People were surprised when I didn’t break into tears of joy or start spouting historic quotes from black figures (it would have been Ezekiel 25:17). This was because I don’t speak on behalf of all black people (just my local chapter) and although obviously the best person got the job, I was wary of what he’d achieve – or be allowed to achieve – in the system. No matter how hard you work, how many glass ceilings you break or statistics you defy, you still have to work in a rigged system. Sometimes you aren’t part of the group a system is rigged against so you don’t acknowledge it, and in some cases, actively criticise those who speak up about it.

I was once again asked this week my opinion on a ‘major’ news story by a lot of friends: #OscarsSoWhite. To me, this wasn’t news, as it’s been an ongoing thing that I’ve just gotten used to. What’s been interesting is the backlash for it being pointed out: “It should be about talent, though”. Yeah! You’re right – but the best actor/actress awards have been won almost as many times by Merseysiders as black people (three to five), therefore Scousers must be slightly less talented than black people, right?

Everything is subjective and hindsight is a wonderful thing, but the 1989 Spike Lee film, ‘Do The Right Thing’ (deemed to be “culturally significant” by the US Library of Congress and selected for preservation in the National Film Registry), was beaten to four Oscars by ‘Driving Miss Daisy’, which probably resonated with the academy panel who – being primarily old, rich and white – seem continuously drawn to those good old days of black people playing the help and being the ‘magical negro’ that Morgan Freeman usually plays (except in ‘Hard Rain’). “But all films, actors and actresses matter,” is something else I’ve read and heard recently. Again, you’re right, and to quote Martin Luther King (he of the film ‘Selma’, which was probably under-represented at the Oscars): “Whatever affects one directly, affects all indirectly… ” There’s a problem with representation of minorities, there’s a problem with gender pay gaps and there’s a problem with access for those from working class backgrounds. Here’s the rub: they are not all exclusive, they don’t have to vie against one another for attention and you don’t have to solve one before you can sort the next.

As of 2014, the academy was 94% white, 77% male and the average age was 64… I think it is also safe to say none of them have a second job as a labourer. Of the 51 board of governor members, 17 are women and all but two are white. Of these it took a black female president, Cheryl Boone Isaacs (covering two bases), and 89 years to start to resolve some of these issues. Maybe we should have waited – like Michael Caine said: “Be patient… it took me years to get an Oscar.” I mean, look at how far we’ve progressed since the 1977 awards, when a black comedian hosted the Oscars, commented on the lack of black nominees and there were two black panel members. Sound familiar?

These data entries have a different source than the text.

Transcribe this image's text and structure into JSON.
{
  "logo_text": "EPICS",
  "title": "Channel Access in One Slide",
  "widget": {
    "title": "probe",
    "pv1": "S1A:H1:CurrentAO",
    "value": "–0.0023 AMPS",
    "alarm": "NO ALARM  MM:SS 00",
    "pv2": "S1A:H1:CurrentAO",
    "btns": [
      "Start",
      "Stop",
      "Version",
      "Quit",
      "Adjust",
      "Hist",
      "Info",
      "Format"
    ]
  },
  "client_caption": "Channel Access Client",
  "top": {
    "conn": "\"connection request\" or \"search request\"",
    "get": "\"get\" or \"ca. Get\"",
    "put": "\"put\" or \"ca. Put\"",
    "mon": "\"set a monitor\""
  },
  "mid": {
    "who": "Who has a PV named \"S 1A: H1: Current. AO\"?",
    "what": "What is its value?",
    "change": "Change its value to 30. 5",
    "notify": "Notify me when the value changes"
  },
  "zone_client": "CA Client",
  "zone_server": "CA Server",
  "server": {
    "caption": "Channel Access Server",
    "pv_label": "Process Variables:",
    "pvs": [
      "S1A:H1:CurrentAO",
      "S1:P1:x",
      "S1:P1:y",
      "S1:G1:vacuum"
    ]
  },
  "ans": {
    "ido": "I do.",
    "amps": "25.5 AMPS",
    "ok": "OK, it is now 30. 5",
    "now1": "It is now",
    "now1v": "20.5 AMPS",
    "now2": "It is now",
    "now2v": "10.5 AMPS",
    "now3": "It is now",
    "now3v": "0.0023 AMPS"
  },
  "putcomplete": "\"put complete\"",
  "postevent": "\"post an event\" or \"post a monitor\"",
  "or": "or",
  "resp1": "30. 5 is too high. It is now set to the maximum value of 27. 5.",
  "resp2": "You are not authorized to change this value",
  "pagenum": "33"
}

True, Sylvester Stallone was in the audience in 1977, up for best actor, but at least this year he’s only up for best supporting actor.

Look, this isn’t a ‘kill whitey’ thing, a ‘man hate’ thing or a ‘jealous of the rich’ thing. It’s a parity of opportunity thing and benefits everyone if it means new and interesting stories are told rather than Michael Bay annually rehashing ‘Transformers’. The door is being closed for a lot of people and the people holding the door are telling us it’s our own fault or to blame other under-represented groups, as many a person in power says: “But what can I do? It’s not like I have any power to change things!”

Maybe they want change to come through a little more Hollywood Magic (Negro).
Pic courtesy All About The Tea